*STUDY MATERIAL*:

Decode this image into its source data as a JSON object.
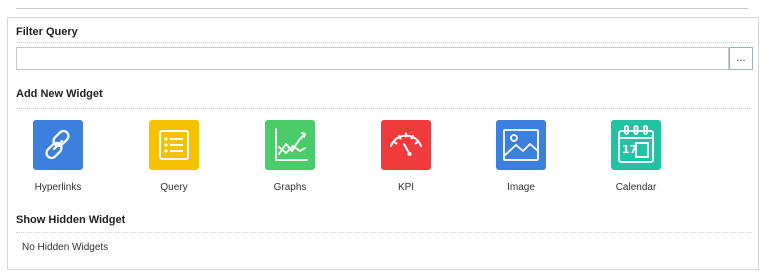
{
  "filter_query": {
    "title": "Filter Query",
    "value": "",
    "placeholder": "",
    "browse_label": "..."
  },
  "add_widget": {
    "title": "Add New Widget",
    "items": [
      {
        "label": "Hyperlinks",
        "icon": "link-icon",
        "color": "#3d7fdc"
      },
      {
        "label": "Query",
        "icon": "list-icon",
        "color": "#f5c200"
      },
      {
        "label": "Graphs",
        "icon": "line-chart-icon",
        "color": "#4ccb6a"
      },
      {
        "label": "KPI",
        "icon": "gauge-icon",
        "color": "#ef3b3b"
      },
      {
        "label": "Image",
        "icon": "image-icon",
        "color": "#3d7fdc"
      },
      {
        "label": "Calendar",
        "icon": "calendar-icon",
        "color": "#22c3a3"
      }
    ]
  },
  "hidden_widgets": {
    "title": "Show Hidden Widget",
    "empty_text": "No Hidden Widgets"
  }
}
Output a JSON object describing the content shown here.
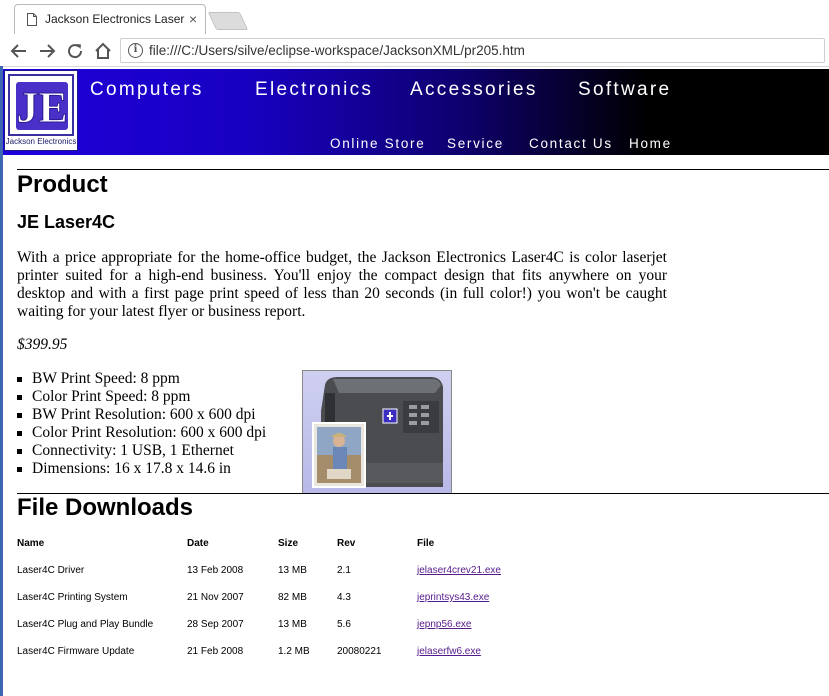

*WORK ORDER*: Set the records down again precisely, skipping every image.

*RESPONSE BELOW*:
Decode this image into its source data as a JSON object.
{
  "filter_query": {
    "title": "Filter Query",
    "value": "",
    "placeholder": "",
    "browse_label": "..."
  },
  "add_widget": {
    "title": "Add New Widget",
    "items": [
      {
        "label": "Hyperlinks",
        "icon": "link-icon",
        "color": "#3d7fdc"
      },
      {
        "label": "Query",
        "icon": "list-icon",
        "color": "#f5c200"
      },
      {
        "label": "Graphs",
        "icon": "line-chart-icon",
        "color": "#4ccb6a"
      },
      {
        "label": "KPI",
        "icon": "gauge-icon",
        "color": "#ef3b3b"
      },
      {
        "label": "Image",
        "icon": "image-icon",
        "color": "#3d7fdc"
      },
      {
        "label": "Calendar",
        "icon": "calendar-icon",
        "color": "#22c3a3"
      }
    ]
  },
  "hidden_widgets": {
    "title": "Show Hidden Widget",
    "empty_text": "No Hidden Widgets"
  }
}
Output a JSON object describing the content shown here.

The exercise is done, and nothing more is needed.